**Task instructions:** Please reproduce all the data exactly as written and omit the pictures.

━━━━━━━━━━

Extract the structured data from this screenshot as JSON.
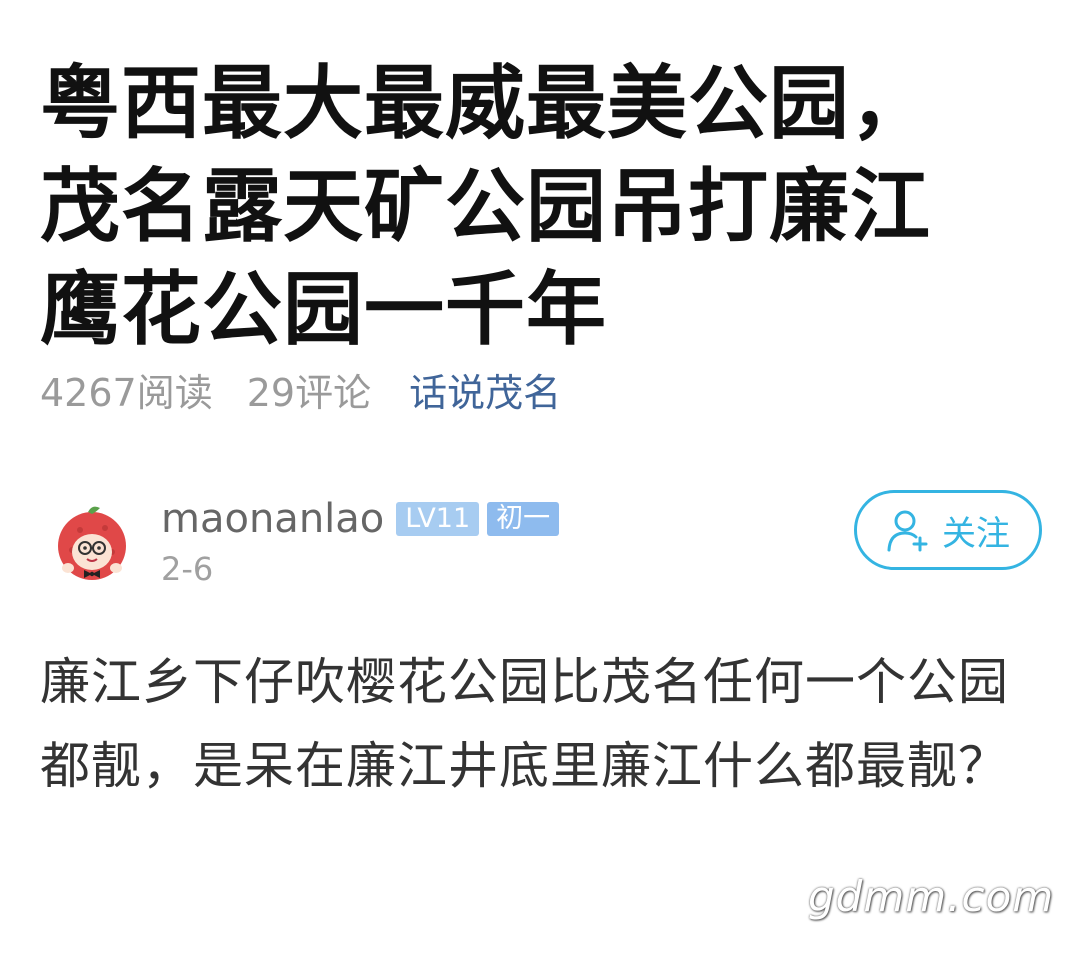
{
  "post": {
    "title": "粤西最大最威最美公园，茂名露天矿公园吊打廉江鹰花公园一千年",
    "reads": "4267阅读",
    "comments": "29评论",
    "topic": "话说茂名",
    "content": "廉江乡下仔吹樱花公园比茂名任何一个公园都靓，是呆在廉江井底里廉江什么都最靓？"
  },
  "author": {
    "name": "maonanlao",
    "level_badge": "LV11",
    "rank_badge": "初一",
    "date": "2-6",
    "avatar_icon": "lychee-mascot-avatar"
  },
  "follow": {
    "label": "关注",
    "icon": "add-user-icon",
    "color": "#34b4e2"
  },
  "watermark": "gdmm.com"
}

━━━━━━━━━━

**Solution for this task:**
Extract the structured data from this screenshot as JSON.
{
  "post": {
    "title": "粤西最大最威最美公园，茂名露天矿公园吊打廉江鹰花公园一千年",
    "reads": "4267阅读",
    "comments": "29评论",
    "topic": "话说茂名",
    "content": "廉江乡下仔吹樱花公园比茂名任何一个公园都靓，是呆在廉江井底里廉江什么都最靓？"
  },
  "author": {
    "name": "maonanlao",
    "level_badge": "LV11",
    "rank_badge": "初一",
    "date": "2-6",
    "avatar_icon": "lychee-mascot-avatar"
  },
  "follow": {
    "label": "关注",
    "icon": "add-user-icon",
    "color": "#34b4e2"
  },
  "watermark": "gdmm.com"
}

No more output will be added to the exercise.